The Problem With A Three Strike Response To Australian Piracy

The Problem With A Three Strike Response To Australian Piracy

If the government’s anti-piracy submissions have told us anything so far, it’s that most rights holders and studios want a graduated response, or “three strikes” scheme, for Australia to reduce what they see as rampant content piracy. The resistance to the idea in the ISP community stems from the idea that a three strike notice scheme is expensive to maintain, and they’re not wrong: cost is the problem that may hold up the whole anti-piracy process.

Several countries have graduated response schemes right now, including the US, UK, Korea and our close neighbours across the Tasman in New Zealand.

Each scheme is based on the idea that if an ISP catches a user downloading what it defines as copyright-protected material over services like P2P or BitTorrent, it sends them a letter with some sort of warning. After a specified number of warnings, action is taken against that particular user.

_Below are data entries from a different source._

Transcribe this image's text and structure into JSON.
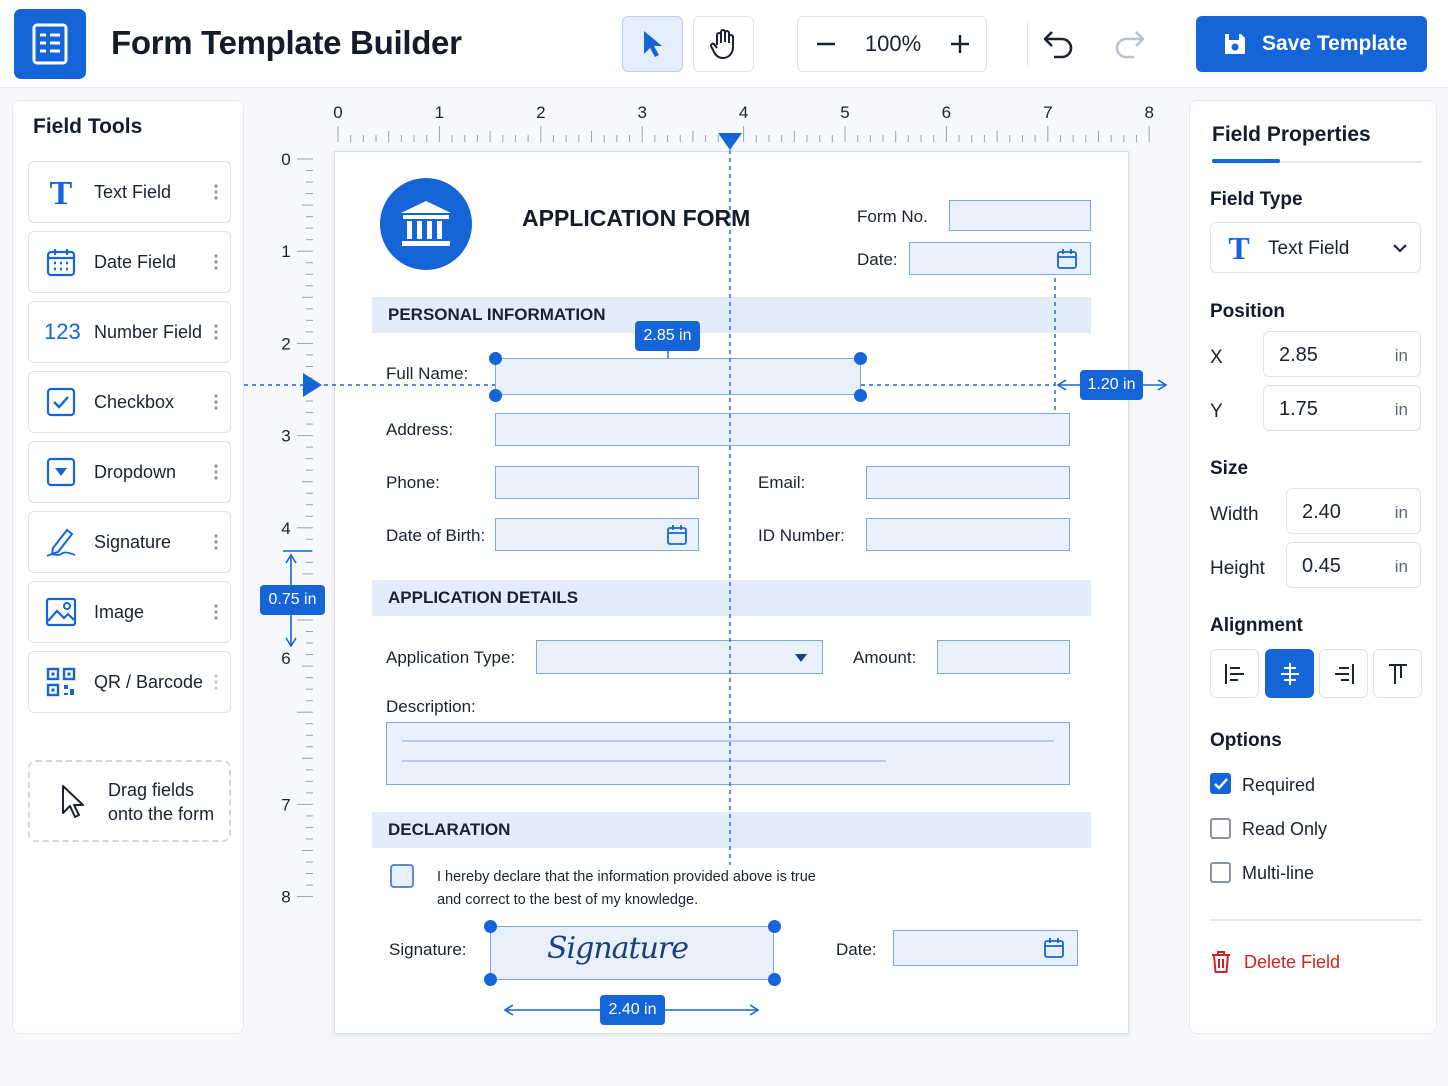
{
  "header": {
    "title": "Form Template Builder",
    "zoom": "100%",
    "save_label": "Save Template",
    "icons": [
      "form-icon",
      "select-tool-icon",
      "pan-tool-icon",
      "zoom-out-icon",
      "zoom-in-icon",
      "undo-icon",
      "redo-icon",
      "save-icon"
    ]
  },
  "tools": {
    "title": "Field Tools",
    "items": [
      {
        "label": "Text Field",
        "icon": "text-icon"
      },
      {
        "label": "Date Field",
        "icon": "calendar-icon"
      },
      {
        "label": "Number Field",
        "icon": "number-icon",
        "glyph": "123"
      },
      {
        "label": "Checkbox",
        "icon": "checkbox-icon"
      },
      {
        "label": "Dropdown",
        "icon": "dropdown-icon"
      },
      {
        "label": "Signature",
        "icon": "signature-icon"
      },
      {
        "label": "Image",
        "icon": "image-icon"
      },
      {
        "label": "QR / Barcode",
        "icon": "qr-icon"
      }
    ],
    "drag_hint_line1": "Drag fields",
    "drag_hint_line2": "onto the form"
  },
  "ruler": {
    "top_ticks": [
      "0",
      "1",
      "2",
      "3",
      "4",
      "5",
      "6",
      "7",
      "8"
    ],
    "left_ticks": [
      "0",
      "1",
      "2",
      "3",
      "4",
      "6",
      "7",
      "8"
    ]
  },
  "form": {
    "title": "APPLICATION FORM",
    "form_no_label": "Form No.",
    "date_label": "Date:",
    "sections": {
      "personal": "PERSONAL INFORMATION",
      "application": "APPLICATION DETAILS",
      "declaration": "DECLARATION"
    },
    "labels": {
      "full_name": "Full Name:",
      "address": "Address:",
      "phone": "Phone:",
      "email": "Email:",
      "dob": "Date of Birth:",
      "id_number": "ID Number:",
      "application_type": "Application Type:",
      "amount": "Amount:",
      "description": "Description:",
      "signature": "Signature:",
      "sig_date": "Date:"
    },
    "declaration_line1": "I hereby declare that the information provided above is true",
    "declaration_line2": "and correct to the best of my knowledge.",
    "signature_text": "Signature"
  },
  "measurements": {
    "x_tag": "2.85 in",
    "right_tag": "1.20 in",
    "left_tag": "0.75 in",
    "width_tag": "2.40 in"
  },
  "properties": {
    "title": "Field Properties",
    "field_type_heading": "Field Type",
    "field_type_value": "Text Field",
    "position_heading": "Position",
    "x_label": "X",
    "x_value": "2.85",
    "y_label": "Y",
    "y_value": "1.75",
    "size_heading": "Size",
    "width_label": "Width",
    "width_value": "2.40",
    "height_label": "Height",
    "height_value": "0.45",
    "unit": "in",
    "alignment_heading": "Alignment",
    "alignment_selected": "center",
    "options_heading": "Options",
    "options": [
      {
        "label": "Required",
        "checked": true
      },
      {
        "label": "Read Only",
        "checked": false
      },
      {
        "label": "Multi-line",
        "checked": false
      }
    ],
    "delete_label": "Delete Field"
  },
  "colors": {
    "accent": "#1565d8",
    "field_fill": "#e8f0fb",
    "section_fill": "#e3ecf9",
    "danger": "#d32222"
  }
}
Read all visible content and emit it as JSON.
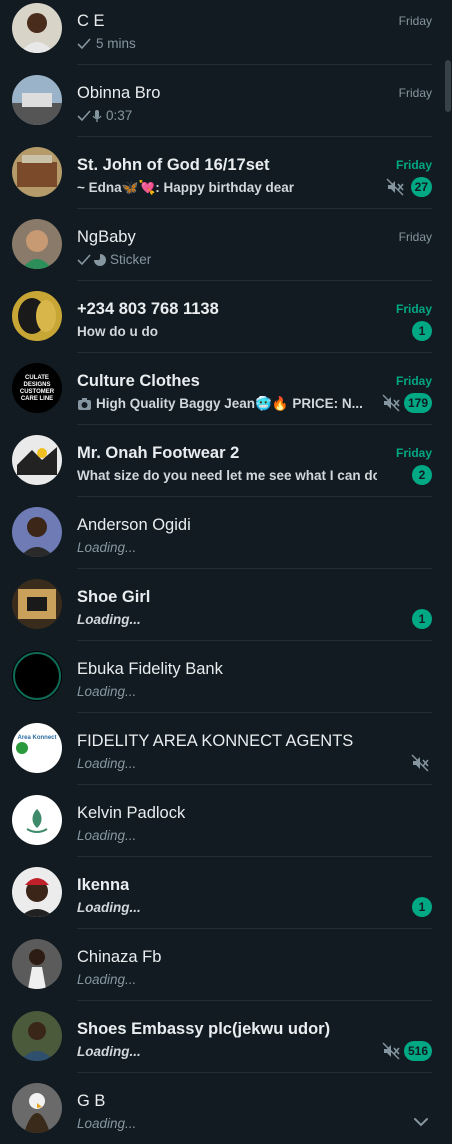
{
  "chats": [
    {
      "name": "C E",
      "time": "Friday",
      "preview": "5 mins",
      "preview_icon": "check-icon"
    },
    {
      "name": "Obinna Bro",
      "time": "Friday",
      "preview": "0:37",
      "preview_icon": "check-mic-icon"
    },
    {
      "name": "St. John of God 16/17set",
      "time": "Friday",
      "preview": "~ Edna🦋💘: Happy birthday dear",
      "muted": true,
      "badge": "27"
    },
    {
      "name": "NgBaby",
      "time": "Friday",
      "preview": "Sticker",
      "preview_icon": "check-sticker-icon"
    },
    {
      "name": "+234 803 768 1138",
      "time": "Friday",
      "preview": "How do u do",
      "badge": "1"
    },
    {
      "name": "Culture Clothes",
      "time": "Friday",
      "preview": "High Quality Baggy Jean🥶🔥 PRICE: N...",
      "preview_icon": "camera-icon",
      "muted": true,
      "badge": "179",
      "avatar_text": "CULATE DESIGNS CUSTOMER CARE LINE"
    },
    {
      "name": "Mr. Onah Footwear 2",
      "time": "Friday",
      "preview": "What size do you need let me see what I can do",
      "badge": "2"
    },
    {
      "name": "Anderson Ogidi",
      "time": "",
      "preview": "Loading..."
    },
    {
      "name": "Shoe Girl",
      "time": "",
      "preview": "Loading...",
      "badge": "1"
    },
    {
      "name": "Ebuka Fidelity Bank",
      "time": "",
      "preview": "Loading..."
    },
    {
      "name": "FIDELITY AREA KONNECT AGENTS",
      "time": "",
      "preview": "Loading...",
      "muted": true,
      "avatar_text": "Area Konnect"
    },
    {
      "name": "Kelvin Padlock",
      "time": "",
      "preview": "Loading..."
    },
    {
      "name": "Ikenna",
      "time": "",
      "preview": "Loading...",
      "badge": "1"
    },
    {
      "name": "Chinaza Fb",
      "time": "",
      "preview": "Loading..."
    },
    {
      "name": "Shoes Embassy plc(jekwu udor)",
      "time": "",
      "preview": "Loading...",
      "muted": true,
      "badge": "516"
    },
    {
      "name": "G B",
      "time": "",
      "preview": "Loading..."
    }
  ],
  "colors": {
    "background": "#111b21",
    "accent": "#00a884",
    "secondary_text": "#8696a0"
  },
  "scroll_down_icon": "chevron-down-icon"
}
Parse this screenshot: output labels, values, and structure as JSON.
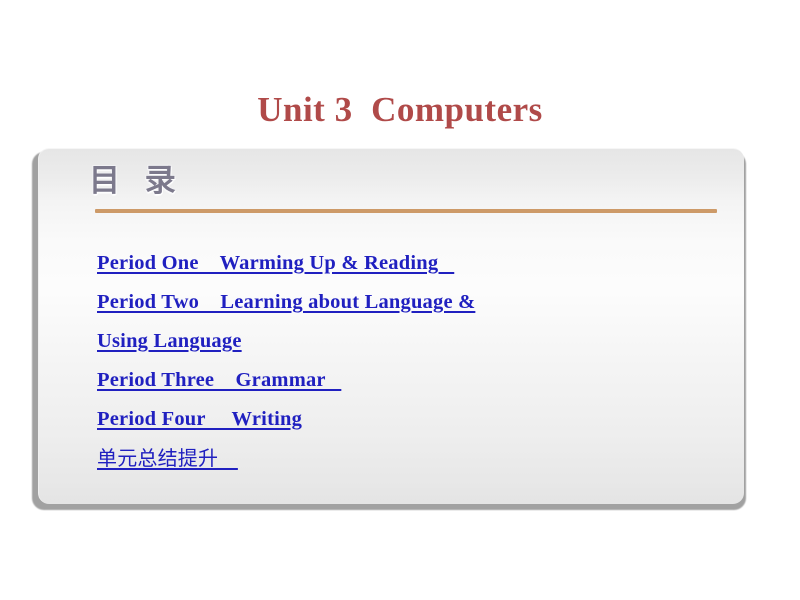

Submissions from the likes of Village Roadshow and Foxtel have found that ideal punishments would include the slowing of an offender’s internet connection, or the blocking of pages.

Users in each system have the right to appeal copyright notices for a nominal fee, which is refunded should the notice be found to have been issued in error.

What’s not covered in depth by many of the submissions to the Attorney-General’s department is who pays for such a scheme, mostly because running one is regarded as particularly costly for whoever fronts up to foot the bill. It would appear that everyone would love the piracy problem to stop via a three strikes scheme, but not if it costs oodles of dollars to do so.

The New Zealand model, for example, is one that the industry finds particularly unattractive because of its cost.

In NZ, users are issued with three notices: a detection notice, a warning notice and an enforcement notice. On the third warning, the rights holder is free to bring the wrath of the courts onto offenders, with fines up to $15,000 allowable.

Here’s where it gets unattractive for studios: New Zealand ISPs are charging $NZ25 per notice that they have to process.

Writing in its submission to the Government’s copyright consultation yesterday, Foxtel in particular was more than up front about why it doesn’t want the New Zealand model in Australia: because the price is too damn high:

Why the New Zealand costs model should be avoided in Australia

A stark demonstration of the excessive costs of issuing notices in New Zealand can be seen when you apply the per-notice cost to the rate of piracy of Foxtel programs. As mentioned, during 10 days in August monitoring for Foxtel detected around 40,000 unauthorised downloads of just four Foxtel programs. Fifty-seven per cent of these, or around 22,800 downloads, occurred in Australia.

Assuming that the amount per notice was set at AUD$25, even if only one notice was sent in relation to each of these 22,800 downloads this would cost Foxtel $570,000 in respect of four programs over ten days. If three notices were required in relation to these downloaders, this would balloon to $1.71 million. This is clearly excessive. To set such a high fee would render the scheme inoperable due to prohibitive cost. It would be much more effective for content owners and ISPs to bear their own costs so there is an incentive for the scheme to be run as cost-efficiently as possible.

The future success of any graduated response scheme is going to come down to who pays, and just how much the bill is per offence.

Pirate gold image via Shutterstock